The Brown Awl is regularly observed hiding upside down on the undersides of leaves

The Brown Awl is a medium brown on the upperside, with elongate white hyaline streaks on the forewing in the female. These streaks are near-obscure in males of the species. The wing bases are greyish-green on the upperside. The underside is a drab greyish-brown and unmarked. The abdomen of the butterfly is striped brown and yellow. The wing shape of the Brown Awl is uniquely elongated with the hindwing strongly caudate, giving it a silhouette of a stealth bomber.

The Brown Awl is moderately rare and is usually encountered singly. It has a habit of hiding under leaves with its wings folded upright. It is skittish and a fast flyer. The species has been successfully bred on two caterpillar host plants in Singapore - Combretum sundaicum and Terminalia calamansanai.

2) The Orange Tailed Awl (Bibasis sena uniformis)

An Orange Tailed Awl puddling at a sandy streambank

The Orange Tailed Awl is rare, and a new discovery for Singapore when it was first observed in the forested nature reserves of Singapore.
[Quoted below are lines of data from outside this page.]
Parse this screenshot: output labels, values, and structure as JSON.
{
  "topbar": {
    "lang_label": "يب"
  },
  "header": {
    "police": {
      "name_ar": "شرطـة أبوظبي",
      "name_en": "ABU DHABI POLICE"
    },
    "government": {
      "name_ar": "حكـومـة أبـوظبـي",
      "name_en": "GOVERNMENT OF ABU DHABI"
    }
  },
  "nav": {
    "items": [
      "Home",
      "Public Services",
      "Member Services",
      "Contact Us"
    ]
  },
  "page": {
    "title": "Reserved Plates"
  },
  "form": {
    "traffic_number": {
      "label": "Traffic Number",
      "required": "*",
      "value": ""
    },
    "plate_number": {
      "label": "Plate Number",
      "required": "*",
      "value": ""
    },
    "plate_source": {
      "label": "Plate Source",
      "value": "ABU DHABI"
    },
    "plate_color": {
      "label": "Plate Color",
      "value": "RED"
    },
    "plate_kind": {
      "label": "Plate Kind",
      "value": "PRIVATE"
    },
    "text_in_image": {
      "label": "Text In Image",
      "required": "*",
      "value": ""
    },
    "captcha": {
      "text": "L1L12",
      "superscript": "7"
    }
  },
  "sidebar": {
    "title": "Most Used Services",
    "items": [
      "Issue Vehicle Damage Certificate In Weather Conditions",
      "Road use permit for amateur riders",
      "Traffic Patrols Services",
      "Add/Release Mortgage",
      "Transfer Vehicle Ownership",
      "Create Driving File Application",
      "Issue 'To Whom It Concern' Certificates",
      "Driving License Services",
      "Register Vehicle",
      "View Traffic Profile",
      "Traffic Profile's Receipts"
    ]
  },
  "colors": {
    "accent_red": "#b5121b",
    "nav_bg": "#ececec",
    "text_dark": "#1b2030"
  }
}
Subsequently, the caterpillars of the species were found in numbers in the Singapore Botanic Gardens on Hiptage benghalensis. However, the adult butterflies are still rarely seen, perhaps due to its crepuscular habits.

The Orange Tailed Awl is dark brown on its uppersides and unmarked. The wings are long and angular with the hindwing tornal cilia a deep orange yellow in pristine individuals. The underside has a broad white discal band on both wings and a purple-blue sheen. The hairs on the legs of the butterfly are orange yellow.

3) The Common Awl (Hasora badra badra)

A Common Awl perches on the underside of a palm frond

The Common Awl is a relatively widespread species in Singapore, and has been observed in urban parks and gardens as well as the forested nature reserves. It is one of five species in the genus Hasora. It is also closely associated with the mangrove and back-mangrove environments where its caterpillar host plant, Derris elliptica, grows wild as a creeper. It tends to prefer shaded habitats and has a habit of flying rapidly and then settling with its wings folded upright on the underside of a leaf to hide itself.

The Common Awl is often encountered puddling at footpaths, bird droppings, damp tree trunks and in the case of the last photo, even on damp brick walls!

The male Common Awl is dark brown above with the wings usually unmarked, although in some individuals, small sub-apical spots may be present. The female has three large pale yellowish sub-apical spots and large hyaline spots in the cell area of the forewing. The underside is brown with a light purplish glaze with a prominent circular white spot in the cell of the hindwing. When photographed with a flash, the purple glaze is enhanced, bringing out a strong purple blue sheen that is not usually seen in natural light.

In the next part of the Awls of Singapore, we take a look at the remaining four Awls that are extant in Singapore, all of which belong to the genus Hasora.

Text by Khew SK : Photos by David Chan, Khew SK, Koh CH, Michael Soh, Jonathan Soong and Horace Tan